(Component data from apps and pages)
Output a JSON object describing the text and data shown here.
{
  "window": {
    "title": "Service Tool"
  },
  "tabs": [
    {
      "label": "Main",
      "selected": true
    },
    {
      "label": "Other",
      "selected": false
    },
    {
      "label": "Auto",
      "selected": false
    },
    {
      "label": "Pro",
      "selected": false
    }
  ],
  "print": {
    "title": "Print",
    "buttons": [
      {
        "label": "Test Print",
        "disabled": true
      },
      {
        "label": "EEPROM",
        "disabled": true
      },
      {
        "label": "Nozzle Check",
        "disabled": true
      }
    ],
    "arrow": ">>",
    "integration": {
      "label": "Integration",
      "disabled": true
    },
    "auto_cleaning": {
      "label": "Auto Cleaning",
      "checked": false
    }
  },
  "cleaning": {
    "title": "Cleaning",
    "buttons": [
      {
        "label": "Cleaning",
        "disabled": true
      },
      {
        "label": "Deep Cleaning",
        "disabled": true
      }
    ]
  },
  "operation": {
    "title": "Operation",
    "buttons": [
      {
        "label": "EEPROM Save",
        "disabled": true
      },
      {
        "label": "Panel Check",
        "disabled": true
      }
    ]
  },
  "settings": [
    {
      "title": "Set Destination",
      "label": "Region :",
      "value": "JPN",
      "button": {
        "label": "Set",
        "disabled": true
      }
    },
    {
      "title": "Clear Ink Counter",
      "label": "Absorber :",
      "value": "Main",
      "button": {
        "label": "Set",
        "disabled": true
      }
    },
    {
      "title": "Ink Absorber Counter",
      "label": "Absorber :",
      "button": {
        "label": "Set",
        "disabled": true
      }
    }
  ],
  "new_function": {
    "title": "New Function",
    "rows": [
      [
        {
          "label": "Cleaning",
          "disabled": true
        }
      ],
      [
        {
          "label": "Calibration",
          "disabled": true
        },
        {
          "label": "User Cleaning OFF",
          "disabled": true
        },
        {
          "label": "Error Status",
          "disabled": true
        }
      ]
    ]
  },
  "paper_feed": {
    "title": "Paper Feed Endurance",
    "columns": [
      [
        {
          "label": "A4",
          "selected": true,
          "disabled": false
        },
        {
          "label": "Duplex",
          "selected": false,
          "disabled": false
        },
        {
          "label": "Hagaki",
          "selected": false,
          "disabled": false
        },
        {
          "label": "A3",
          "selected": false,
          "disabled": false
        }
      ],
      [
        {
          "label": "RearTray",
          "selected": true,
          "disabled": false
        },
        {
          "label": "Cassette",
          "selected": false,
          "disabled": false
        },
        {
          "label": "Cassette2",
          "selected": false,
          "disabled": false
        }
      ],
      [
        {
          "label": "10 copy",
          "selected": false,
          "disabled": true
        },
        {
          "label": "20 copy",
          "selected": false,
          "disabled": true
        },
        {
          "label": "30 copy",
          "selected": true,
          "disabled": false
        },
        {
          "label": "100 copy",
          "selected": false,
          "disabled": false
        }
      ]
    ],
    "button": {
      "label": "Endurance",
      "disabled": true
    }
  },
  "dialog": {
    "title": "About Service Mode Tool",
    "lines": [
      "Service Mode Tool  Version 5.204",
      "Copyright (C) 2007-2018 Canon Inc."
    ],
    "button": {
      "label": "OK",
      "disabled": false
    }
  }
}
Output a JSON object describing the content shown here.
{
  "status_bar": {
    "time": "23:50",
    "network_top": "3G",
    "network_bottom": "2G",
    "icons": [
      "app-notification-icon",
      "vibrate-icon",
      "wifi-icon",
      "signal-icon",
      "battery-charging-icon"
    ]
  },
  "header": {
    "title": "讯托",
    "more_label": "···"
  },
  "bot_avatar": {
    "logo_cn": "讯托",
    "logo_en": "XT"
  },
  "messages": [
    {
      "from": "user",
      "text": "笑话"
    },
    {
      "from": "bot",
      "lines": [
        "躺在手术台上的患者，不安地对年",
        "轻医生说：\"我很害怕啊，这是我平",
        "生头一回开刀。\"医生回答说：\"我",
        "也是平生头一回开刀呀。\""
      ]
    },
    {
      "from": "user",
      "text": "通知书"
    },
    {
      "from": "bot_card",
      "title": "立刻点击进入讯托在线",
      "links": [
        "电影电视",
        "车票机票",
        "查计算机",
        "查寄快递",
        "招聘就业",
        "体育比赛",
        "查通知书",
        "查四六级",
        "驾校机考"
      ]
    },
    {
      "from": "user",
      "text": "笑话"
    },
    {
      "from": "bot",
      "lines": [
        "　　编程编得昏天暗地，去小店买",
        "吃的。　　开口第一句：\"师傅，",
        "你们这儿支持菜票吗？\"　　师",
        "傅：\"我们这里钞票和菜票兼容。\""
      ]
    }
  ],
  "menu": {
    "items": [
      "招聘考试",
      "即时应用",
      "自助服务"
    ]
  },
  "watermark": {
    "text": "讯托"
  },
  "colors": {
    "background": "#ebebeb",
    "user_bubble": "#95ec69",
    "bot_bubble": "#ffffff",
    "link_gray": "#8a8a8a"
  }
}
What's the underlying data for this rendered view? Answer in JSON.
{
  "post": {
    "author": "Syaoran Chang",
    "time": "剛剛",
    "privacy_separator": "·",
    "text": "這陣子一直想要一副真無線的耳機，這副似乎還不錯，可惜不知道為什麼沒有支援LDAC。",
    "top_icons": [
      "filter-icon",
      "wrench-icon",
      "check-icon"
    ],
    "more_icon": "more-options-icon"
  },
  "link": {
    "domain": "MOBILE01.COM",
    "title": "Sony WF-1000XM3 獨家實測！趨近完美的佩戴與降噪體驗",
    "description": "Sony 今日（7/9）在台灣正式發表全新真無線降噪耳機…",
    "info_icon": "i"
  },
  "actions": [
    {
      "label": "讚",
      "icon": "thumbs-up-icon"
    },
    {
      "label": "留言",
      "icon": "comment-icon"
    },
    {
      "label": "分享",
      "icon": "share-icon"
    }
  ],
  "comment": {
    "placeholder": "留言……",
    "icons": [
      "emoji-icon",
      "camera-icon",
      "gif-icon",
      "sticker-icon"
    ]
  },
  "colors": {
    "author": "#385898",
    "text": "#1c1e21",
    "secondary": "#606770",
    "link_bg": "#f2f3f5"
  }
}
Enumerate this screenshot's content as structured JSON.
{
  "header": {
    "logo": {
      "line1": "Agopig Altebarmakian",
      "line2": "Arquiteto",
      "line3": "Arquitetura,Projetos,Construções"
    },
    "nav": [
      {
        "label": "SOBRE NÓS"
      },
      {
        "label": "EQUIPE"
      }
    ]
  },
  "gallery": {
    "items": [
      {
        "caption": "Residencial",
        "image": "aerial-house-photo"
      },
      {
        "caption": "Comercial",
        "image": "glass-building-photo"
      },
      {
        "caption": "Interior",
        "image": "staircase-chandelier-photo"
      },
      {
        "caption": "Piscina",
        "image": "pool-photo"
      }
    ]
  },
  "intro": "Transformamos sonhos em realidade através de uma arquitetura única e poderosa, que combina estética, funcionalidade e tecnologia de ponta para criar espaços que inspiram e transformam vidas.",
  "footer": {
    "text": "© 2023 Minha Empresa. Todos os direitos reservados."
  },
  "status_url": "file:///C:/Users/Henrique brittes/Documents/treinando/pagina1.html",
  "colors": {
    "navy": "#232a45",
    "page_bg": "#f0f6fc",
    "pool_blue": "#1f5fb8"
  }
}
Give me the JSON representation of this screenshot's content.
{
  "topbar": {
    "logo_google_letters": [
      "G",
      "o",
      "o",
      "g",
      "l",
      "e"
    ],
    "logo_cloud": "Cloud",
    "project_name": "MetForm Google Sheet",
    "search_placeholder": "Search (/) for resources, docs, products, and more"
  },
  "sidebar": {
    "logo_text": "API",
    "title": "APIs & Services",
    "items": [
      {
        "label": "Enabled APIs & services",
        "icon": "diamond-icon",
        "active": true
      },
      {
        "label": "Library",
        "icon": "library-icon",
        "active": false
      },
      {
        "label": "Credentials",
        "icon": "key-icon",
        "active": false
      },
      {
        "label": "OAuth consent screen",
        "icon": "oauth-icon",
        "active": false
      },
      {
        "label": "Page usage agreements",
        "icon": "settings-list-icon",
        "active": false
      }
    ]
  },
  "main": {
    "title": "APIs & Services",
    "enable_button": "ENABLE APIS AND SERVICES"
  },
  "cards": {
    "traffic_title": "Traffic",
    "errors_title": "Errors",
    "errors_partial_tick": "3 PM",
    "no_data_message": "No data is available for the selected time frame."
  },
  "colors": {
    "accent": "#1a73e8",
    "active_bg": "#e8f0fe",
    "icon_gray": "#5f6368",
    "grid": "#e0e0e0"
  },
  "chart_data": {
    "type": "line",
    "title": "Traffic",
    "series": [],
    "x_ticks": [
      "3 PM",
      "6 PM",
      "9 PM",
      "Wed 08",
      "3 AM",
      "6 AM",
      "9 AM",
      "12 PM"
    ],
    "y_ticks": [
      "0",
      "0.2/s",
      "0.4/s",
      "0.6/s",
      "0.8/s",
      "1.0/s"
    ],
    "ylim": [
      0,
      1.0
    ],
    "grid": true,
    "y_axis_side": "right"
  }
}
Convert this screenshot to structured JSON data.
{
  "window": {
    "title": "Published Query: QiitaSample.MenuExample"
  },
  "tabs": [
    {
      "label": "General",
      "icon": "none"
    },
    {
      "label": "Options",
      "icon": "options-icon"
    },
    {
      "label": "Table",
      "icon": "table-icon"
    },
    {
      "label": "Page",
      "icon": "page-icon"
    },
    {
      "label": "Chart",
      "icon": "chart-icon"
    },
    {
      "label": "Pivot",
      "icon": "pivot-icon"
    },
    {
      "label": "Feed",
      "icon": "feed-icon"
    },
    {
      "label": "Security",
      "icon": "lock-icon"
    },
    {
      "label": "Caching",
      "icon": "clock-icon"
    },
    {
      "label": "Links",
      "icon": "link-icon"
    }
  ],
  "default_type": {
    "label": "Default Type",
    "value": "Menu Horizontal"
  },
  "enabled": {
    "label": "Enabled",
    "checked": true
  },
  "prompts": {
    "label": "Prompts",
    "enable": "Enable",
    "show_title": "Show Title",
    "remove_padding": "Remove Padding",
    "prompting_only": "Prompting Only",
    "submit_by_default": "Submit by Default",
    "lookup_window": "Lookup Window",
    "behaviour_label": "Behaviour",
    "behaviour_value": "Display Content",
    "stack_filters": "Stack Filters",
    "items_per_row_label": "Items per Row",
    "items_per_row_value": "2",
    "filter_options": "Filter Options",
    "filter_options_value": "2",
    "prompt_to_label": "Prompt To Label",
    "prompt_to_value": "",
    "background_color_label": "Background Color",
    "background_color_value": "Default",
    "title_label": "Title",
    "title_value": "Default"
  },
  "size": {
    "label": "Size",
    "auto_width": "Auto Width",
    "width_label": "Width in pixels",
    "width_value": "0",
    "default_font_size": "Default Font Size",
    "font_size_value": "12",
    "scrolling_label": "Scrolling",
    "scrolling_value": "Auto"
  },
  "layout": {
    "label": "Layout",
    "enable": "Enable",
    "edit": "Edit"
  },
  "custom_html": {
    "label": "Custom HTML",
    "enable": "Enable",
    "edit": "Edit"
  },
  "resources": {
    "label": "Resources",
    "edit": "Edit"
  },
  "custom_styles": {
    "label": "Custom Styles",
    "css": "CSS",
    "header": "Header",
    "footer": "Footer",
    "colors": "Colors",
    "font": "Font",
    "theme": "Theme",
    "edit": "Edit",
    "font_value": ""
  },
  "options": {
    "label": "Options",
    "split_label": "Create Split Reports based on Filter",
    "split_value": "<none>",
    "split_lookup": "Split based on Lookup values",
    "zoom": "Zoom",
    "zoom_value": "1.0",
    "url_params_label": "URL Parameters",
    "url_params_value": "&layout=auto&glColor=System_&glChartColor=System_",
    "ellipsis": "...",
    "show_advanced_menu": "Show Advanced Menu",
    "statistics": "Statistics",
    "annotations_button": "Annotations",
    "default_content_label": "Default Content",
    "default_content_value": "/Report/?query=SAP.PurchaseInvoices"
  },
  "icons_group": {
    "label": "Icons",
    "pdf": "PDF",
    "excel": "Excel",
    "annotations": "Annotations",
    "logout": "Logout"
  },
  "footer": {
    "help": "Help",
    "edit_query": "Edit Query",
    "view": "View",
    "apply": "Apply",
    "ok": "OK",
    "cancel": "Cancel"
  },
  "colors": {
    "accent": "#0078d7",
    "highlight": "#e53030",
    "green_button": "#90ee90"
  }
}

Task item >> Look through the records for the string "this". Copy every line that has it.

Response to the task >>
What's the underlying data for this rendered view? Answer in JSON.
Enumerate this screenshot's content as structured JSON.
Give me the JSON representation of this screenshot's content.
Convert this screenshot to structured JSON data.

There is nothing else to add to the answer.